Author Free To Air says
Perry Campanella I represent a Publishing Corporation in Florida they accept all genre for all Family readers!
Worldwide Publishing Inc. AAP Book
Publishing. Looking for researchers
to assist authors with speaking engagements and Agenting. Grab – A – Book 🙂 Everyone has a story to tell: we tell everyone! Write on.
Wonder how I missed this last week…
Interesting results. I would have figured far more YA, but that's probably more to do with it seeming that everyone I know is writing a YA book of some kind (I've got 3 YA writers in my crit group, out of 7 of us). I checked off the fantasy ticky box, though my book is more historical fantasy. Think Mists of Avalon meets The Iliad, but with Aztec gods mucking about. And it's a doorstop, so make that epic historical fantasy. 🙂

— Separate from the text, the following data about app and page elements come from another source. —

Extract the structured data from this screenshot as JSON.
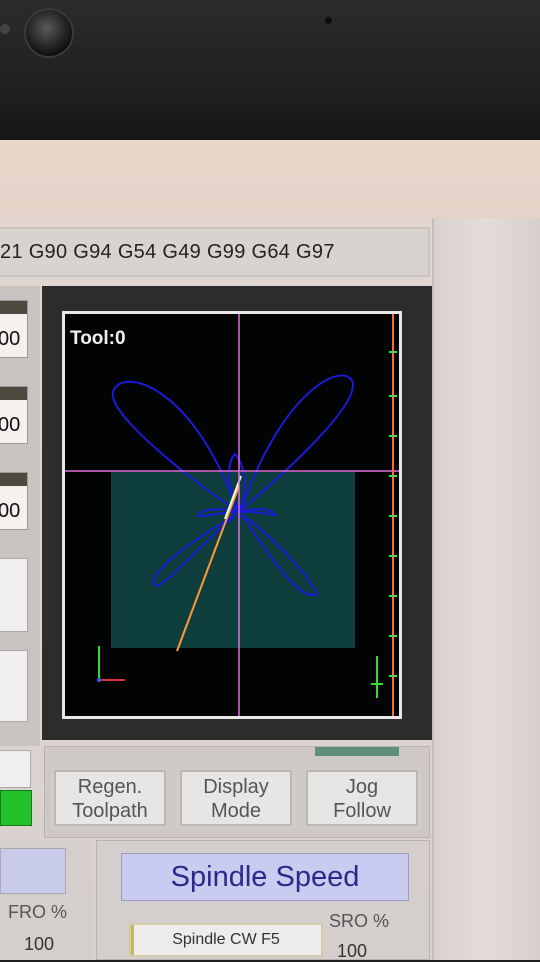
{
  "gcode_modes": "21 G90 G94 G54 G49 G99 G64 G97",
  "dro_values": [
    "00",
    "00",
    "00"
  ],
  "toolpath": {
    "tool_label": "Tool:0"
  },
  "buttons": {
    "regen": [
      "Regen.",
      "Toolpath"
    ],
    "display_mode": [
      "Display",
      "Mode"
    ],
    "jog_follow": [
      "Jog",
      "Follow"
    ]
  },
  "feed": {
    "fro_label": "FRO %",
    "fro_value": "100"
  },
  "spindle": {
    "title": "Spindle Speed",
    "cw_button": "Spindle CW F5",
    "sro_label": "SRO %",
    "sro_value": "100"
  },
  "colors": {
    "toolpath": "#1a1ad8",
    "crosshair": "#e070e0",
    "cut_line": "#ff9a40",
    "work_area": "#0f3f3c",
    "spindle_title_bg": "#c9cbf0",
    "spindle_title_text": "#2a2a8a",
    "status_green": "#24c02a"
  }
}
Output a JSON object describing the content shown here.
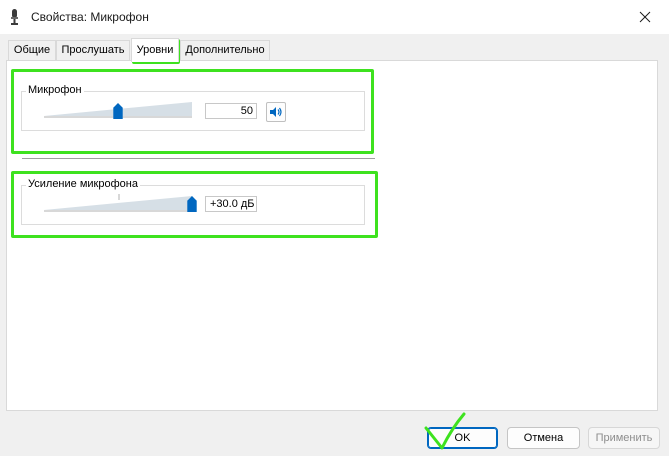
{
  "window": {
    "title": "Свойства: Микрофон",
    "icon": "microphone-icon",
    "close_icon": "close-icon"
  },
  "tabs": [
    {
      "label": "Общие",
      "active": false
    },
    {
      "label": "Прослушать",
      "active": false
    },
    {
      "label": "Уровни",
      "active": true
    },
    {
      "label": "Дополнительно",
      "active": false
    }
  ],
  "levels": {
    "microphone": {
      "label": "Микрофон",
      "value_text": "50",
      "level_fraction": 0.5,
      "mute_icon": "speaker-icon"
    },
    "boost": {
      "label": "Усиление микрофона",
      "value_text": "+30.0 дБ",
      "level_fraction": 1.0
    }
  },
  "buttons": {
    "ok": "OK",
    "cancel": "Отмена",
    "apply": "Применить"
  },
  "colors": {
    "highlight": "#3ee21f",
    "accent": "#0067c0",
    "thumb": "#0067c0"
  }
}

I clicked "other" because there wasn't a category for comedy romance. Was going to tick just romance, but I'm picky what I tick.
My other book, EDEN, which out now can't be ticked either! What no sci-fi romance?!
Laurie Boris says
I work in several genres…literary fiction, commercial fiction (didn't see that one anywhere…) and women's fiction. How are blended genres being received lately (for example, dark literary chick lit, etc.)?
I'm working simultaniously on about… well, two books at the time being, both fantasy. But actually, I have a whole bunch more started, but I haven't gotten around to finishing them… again, all fantasy. YA fantasy, really… or perhaps bordering on YA and Childrens… not really sure there. The books (and book ideas) range everywhere from quest fantasy to urban fantasy… and maybe I toy a little in science fiction, but really… I just struggle with that. I enjoy SF, but I just have trouble writing it. Fantasy if my cup of tea. Trying to finish up the final revision of one so that I can at last start querying agents… its taking me forever!
Susan Kaye Quinn says
I've been calling my WiP YA Paranormal, but I voted it YA Science Fiction, because my Paranormal is powers, not creatures, with a science basis. Now, I'm not really sure how to query it.
I'm assuming if I call it YA Paranormal, and someone actually reads the query, they're figure out it's sans creatures. But if an agent is asking for paranormal YA, do they only mean creatures??
//now I'm confused
My WIP, SPARED PARTS, is commercial/mainstream fiction. Is that considered a genre? I'm not certain about the entire genre designation.